The Modern Fairy Sightings Podcast will launch at 8pm (GMT) on Sunday 8th November 2020. Listeners will hear first hand accounts of fairy sightings – a rare opportunity in these modern times. This is a project close to my heart. It’s so important to me, that people get a chance to share their fairy experiences in their own words.

Hear the Podcast here.

The Modern Fairy Sightings community began in 2016, when folklorist, Mark Norman and I began research for Dr Simon Young’s book, Magical Folk: British and Irish Fairies 500 AD to the Present. During our research, we spoke to people who had encountered fairies, though weren’t discussing it openly.

Eager to find out more about this continuing taboo around fairy sightings, I started the Modern Fairy Sightings Facebook Group, a place where people could openly discuss their sightings and exchange experiences.

Many people have had encounters but are reluctant to talk about them for fear of ridicule. While we, as a western society, more commonly accept the existence of ghosts and UFOs, fairies are often a step too far for most people to acknowledge.

As evolved as we are, it’s sometimes tough to admit that we humans still know so little about this Universe and all its mysteries.

So lets learn together.
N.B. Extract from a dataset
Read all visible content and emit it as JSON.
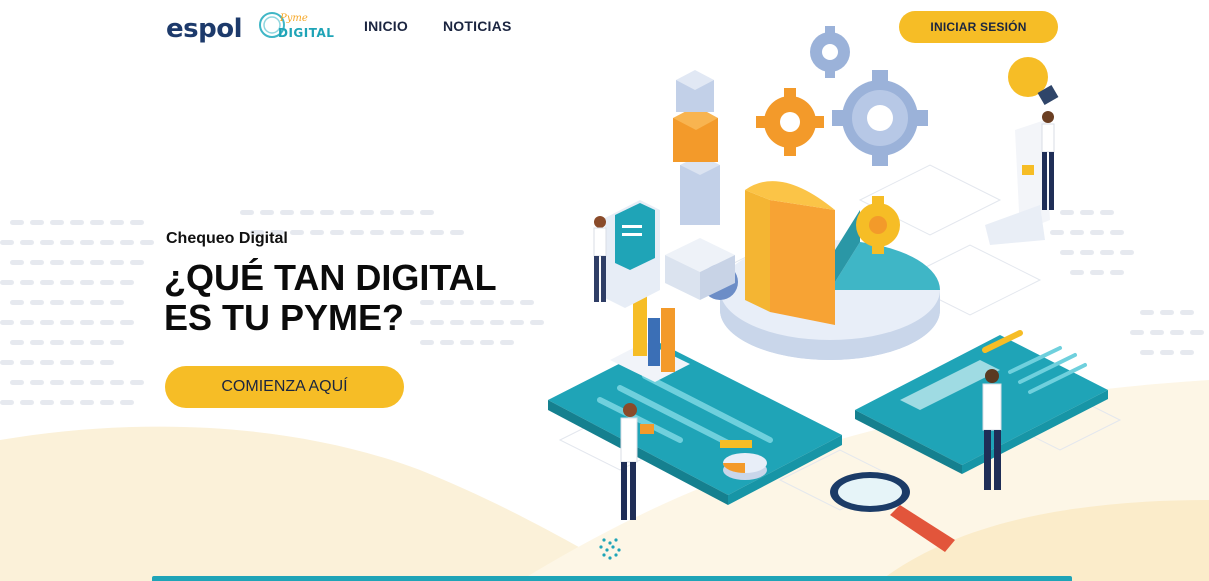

Suspend your judgment, take that trip into the unknown…and always remain curious about this universe.

Images: created by Peter Hall Comics, from a description of a fairy sighting in 2008. https://www.facebook.com/peterhallcomics/